If You are a Parrot
Just be careful, there might still be a long way to run to the bottom. Don’t use up all your
3. Job Security and Emergency Fund
“Every day I get up and look through the Forbes list of the richest people in America. If I’m not there, I go to work.” – Robert Orben
During a recession, jobs will be lost. How secure is your job? Is it time to put more money aside to recession proof your finances? Is it time to get a side hustle?
None of this job loss talk is fun to think about but it is necessary.
If you don’t have an emergency fund, now is the time to act.
Having an emergency fund will be more important during a recession than investing in your retirement.
Keep your goals straight.
4. Debt Considerations
“If you think nobody cares if you’re alive, try missing a couple of car payments.” – Earl Wilson
Taking on considerable debt is probably not the best idea. There will be price pressures on
Additionally, do you have debt? The interest rates are low. Now is a good time to refinance.
The general rule is to consider refinancing if you can reduce your loan’s interest rate by 1%.
Another good idea is to shorten your loan timeframe.
Ultimately, the best investment during these times might be to save money on interest being paid on loans.
5. Realistic Goal Setting
The economy depends about as much on economists as the weather does on weather forecasters. ~Jean-Paul Kauffmann
The reality is no one knows for certain how long a mini or real recession will last. Recession time frames vary between recessions, so we need to set realistic goals.
During a recession, getting a 20-30% return in the stock market is not realistic. Your goals need to be more conservative and possibly resetting back to basics like increasing your emergency fund or focusing on debt reduction. Set your goals appropriately will reduce your stress.
Money stress is no joke and it impacts the majority of Americans. Setting realistic goals during turbulent financial times will help reduce stress.
There are no guarantees when it comes to the stock market. The stock market has had a nice run. It does not mean that the market won’t recover sooner than later, but there are headwinds.
Prepare yourself to meet your individual needs. If you have concerns, meet with your financial advisor. (I am not your financial advisor – see disclaimer on website).
Recap of 5 Prudent Steps to Take Include:
- Know Your Time Horizon
- Reevaluate Your On-Going Risk Tolerance
- Make Sure to Have an Emergency Fund and Plan
- Don’t Take on Massive Debt & Look to Refinance Debt
- Set Realistic Financial Goals
Achieving financial independence is highly impacted by 3 key factors – saving money, investing money and career development. The economy is stressed right now and the outcome is unclear. Take financial steps to protect yourself and recession proof your finances as best you can during these times.
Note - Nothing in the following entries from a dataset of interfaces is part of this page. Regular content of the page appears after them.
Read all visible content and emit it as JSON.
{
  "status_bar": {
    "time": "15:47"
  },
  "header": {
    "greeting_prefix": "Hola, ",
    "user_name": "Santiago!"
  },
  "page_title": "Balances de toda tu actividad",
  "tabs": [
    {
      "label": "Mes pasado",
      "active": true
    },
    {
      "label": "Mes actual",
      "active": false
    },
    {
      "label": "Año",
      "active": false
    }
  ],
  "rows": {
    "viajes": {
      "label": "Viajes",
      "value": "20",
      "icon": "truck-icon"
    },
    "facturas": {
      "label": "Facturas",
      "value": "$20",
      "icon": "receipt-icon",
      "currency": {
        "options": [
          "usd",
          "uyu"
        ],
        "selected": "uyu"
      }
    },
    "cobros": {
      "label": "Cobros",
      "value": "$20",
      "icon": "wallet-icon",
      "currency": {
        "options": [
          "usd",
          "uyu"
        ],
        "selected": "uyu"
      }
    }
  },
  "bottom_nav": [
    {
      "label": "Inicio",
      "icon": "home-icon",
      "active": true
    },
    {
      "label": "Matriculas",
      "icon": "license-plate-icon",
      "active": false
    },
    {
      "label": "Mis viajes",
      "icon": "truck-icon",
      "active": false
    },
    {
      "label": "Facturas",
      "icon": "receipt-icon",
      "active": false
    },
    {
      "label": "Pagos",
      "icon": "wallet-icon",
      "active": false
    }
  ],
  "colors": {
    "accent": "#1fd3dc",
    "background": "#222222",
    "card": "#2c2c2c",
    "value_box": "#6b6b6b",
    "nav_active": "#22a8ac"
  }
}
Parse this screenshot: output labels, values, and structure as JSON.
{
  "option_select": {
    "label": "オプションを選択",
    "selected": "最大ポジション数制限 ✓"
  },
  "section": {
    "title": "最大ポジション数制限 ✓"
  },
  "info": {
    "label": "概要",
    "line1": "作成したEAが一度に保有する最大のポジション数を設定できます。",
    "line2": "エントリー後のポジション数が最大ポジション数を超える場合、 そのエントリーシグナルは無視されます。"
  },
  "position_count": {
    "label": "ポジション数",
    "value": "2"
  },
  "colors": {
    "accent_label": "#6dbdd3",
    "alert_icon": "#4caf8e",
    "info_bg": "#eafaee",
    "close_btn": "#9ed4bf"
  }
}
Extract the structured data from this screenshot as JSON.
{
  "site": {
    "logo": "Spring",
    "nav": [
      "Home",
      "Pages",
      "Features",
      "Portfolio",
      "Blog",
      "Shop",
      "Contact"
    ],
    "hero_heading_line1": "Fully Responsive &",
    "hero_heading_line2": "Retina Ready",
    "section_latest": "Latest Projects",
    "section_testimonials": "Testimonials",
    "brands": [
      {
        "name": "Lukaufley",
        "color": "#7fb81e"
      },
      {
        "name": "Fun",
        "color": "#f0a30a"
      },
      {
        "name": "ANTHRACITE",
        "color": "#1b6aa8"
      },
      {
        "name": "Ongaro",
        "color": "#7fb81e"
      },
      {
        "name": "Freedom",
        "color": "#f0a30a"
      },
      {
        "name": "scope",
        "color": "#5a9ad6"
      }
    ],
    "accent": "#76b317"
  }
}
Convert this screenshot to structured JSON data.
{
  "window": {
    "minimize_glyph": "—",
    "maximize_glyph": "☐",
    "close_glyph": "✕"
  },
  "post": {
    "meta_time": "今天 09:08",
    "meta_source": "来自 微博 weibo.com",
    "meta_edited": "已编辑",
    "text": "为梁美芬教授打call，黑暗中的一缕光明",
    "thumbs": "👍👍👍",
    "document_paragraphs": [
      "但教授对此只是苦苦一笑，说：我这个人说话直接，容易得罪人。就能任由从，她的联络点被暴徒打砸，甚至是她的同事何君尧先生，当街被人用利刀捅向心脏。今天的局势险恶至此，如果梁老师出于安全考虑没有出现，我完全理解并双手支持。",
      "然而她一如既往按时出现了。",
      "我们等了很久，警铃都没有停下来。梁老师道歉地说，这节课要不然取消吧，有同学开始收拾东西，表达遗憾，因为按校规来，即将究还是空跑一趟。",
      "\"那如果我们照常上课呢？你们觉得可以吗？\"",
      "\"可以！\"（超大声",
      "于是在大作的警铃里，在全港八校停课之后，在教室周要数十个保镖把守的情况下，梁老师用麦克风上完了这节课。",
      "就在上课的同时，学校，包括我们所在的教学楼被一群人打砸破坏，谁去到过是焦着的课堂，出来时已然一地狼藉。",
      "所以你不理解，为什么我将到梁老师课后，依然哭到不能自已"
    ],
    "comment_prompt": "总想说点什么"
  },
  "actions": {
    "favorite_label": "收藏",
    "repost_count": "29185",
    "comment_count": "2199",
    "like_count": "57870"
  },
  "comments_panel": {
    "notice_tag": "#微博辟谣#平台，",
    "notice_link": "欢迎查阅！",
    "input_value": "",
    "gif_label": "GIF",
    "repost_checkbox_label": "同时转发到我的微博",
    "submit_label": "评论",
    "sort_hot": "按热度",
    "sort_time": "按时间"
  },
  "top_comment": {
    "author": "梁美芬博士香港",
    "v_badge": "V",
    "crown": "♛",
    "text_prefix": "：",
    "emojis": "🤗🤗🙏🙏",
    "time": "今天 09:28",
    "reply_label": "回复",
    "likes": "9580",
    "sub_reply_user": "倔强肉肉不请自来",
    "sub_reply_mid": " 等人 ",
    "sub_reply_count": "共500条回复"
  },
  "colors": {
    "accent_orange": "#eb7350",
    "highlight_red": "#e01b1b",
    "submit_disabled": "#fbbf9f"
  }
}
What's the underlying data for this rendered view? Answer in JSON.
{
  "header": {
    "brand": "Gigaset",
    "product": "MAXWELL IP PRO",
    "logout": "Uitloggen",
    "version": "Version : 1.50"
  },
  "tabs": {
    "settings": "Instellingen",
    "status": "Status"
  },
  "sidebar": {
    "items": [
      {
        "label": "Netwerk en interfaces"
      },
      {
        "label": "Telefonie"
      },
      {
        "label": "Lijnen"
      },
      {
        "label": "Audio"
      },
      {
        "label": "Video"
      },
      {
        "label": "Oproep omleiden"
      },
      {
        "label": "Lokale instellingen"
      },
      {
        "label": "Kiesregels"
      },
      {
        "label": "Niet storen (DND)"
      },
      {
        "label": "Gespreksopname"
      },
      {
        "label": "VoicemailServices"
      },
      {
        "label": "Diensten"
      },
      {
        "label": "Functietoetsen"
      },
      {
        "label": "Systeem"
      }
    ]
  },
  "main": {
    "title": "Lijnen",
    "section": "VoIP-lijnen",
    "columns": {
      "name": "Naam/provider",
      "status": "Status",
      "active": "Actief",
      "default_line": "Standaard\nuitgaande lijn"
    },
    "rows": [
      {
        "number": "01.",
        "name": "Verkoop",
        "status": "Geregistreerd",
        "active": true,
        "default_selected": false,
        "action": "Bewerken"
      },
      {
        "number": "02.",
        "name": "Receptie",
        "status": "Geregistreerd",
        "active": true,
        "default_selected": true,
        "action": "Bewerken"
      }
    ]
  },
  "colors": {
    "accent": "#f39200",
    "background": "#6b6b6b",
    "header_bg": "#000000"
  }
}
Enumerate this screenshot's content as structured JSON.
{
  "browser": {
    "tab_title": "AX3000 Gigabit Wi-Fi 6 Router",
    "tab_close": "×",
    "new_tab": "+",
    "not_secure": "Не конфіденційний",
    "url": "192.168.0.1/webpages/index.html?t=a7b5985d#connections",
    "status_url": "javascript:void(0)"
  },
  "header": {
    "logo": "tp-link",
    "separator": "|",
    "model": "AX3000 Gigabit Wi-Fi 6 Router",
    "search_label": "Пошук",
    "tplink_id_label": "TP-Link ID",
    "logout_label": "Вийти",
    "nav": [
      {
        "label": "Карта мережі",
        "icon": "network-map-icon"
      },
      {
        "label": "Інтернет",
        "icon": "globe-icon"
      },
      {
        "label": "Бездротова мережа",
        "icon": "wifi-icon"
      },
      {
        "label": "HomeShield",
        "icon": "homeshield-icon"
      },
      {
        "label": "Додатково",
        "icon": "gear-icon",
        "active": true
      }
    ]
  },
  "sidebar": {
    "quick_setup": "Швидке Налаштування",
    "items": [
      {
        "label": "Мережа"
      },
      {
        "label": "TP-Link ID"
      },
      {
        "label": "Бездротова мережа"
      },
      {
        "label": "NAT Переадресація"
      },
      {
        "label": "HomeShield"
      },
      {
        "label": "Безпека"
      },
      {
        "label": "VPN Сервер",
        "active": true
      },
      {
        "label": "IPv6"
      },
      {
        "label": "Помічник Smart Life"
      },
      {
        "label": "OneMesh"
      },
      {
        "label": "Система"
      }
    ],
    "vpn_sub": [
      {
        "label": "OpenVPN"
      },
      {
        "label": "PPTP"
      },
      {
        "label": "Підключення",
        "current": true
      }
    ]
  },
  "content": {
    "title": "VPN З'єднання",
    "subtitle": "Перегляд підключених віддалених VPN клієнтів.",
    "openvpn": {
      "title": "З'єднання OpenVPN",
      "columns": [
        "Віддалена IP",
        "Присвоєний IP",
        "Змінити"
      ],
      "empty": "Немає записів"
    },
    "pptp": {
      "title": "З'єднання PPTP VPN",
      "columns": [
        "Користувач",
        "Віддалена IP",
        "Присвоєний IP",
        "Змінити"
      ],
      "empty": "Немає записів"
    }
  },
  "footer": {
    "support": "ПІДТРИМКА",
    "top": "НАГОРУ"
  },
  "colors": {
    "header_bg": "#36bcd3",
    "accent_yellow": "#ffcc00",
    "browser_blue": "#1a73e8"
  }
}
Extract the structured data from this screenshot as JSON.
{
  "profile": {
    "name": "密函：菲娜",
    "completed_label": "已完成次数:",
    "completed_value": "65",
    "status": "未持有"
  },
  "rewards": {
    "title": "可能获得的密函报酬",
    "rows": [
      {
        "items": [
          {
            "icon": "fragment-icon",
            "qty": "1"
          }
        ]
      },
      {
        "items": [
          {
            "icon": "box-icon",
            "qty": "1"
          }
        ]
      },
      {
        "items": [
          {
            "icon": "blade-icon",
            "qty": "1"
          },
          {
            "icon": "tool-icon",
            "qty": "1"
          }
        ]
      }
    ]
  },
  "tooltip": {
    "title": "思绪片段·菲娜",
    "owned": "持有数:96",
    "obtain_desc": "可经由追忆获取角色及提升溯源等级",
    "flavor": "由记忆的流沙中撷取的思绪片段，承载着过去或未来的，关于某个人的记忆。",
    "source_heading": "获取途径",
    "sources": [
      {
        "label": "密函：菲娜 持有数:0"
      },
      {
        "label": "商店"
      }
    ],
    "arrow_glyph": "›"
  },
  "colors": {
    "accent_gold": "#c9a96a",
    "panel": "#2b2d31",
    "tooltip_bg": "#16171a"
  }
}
Times like these are less about panicking and more about taking control of your finances. Be in control.
Below are a few good reads including a timely article on determining your financial bucket list.
Remember to Pin this article for reference.
Stay Calm and Good Luck, WhipperSnapper Finance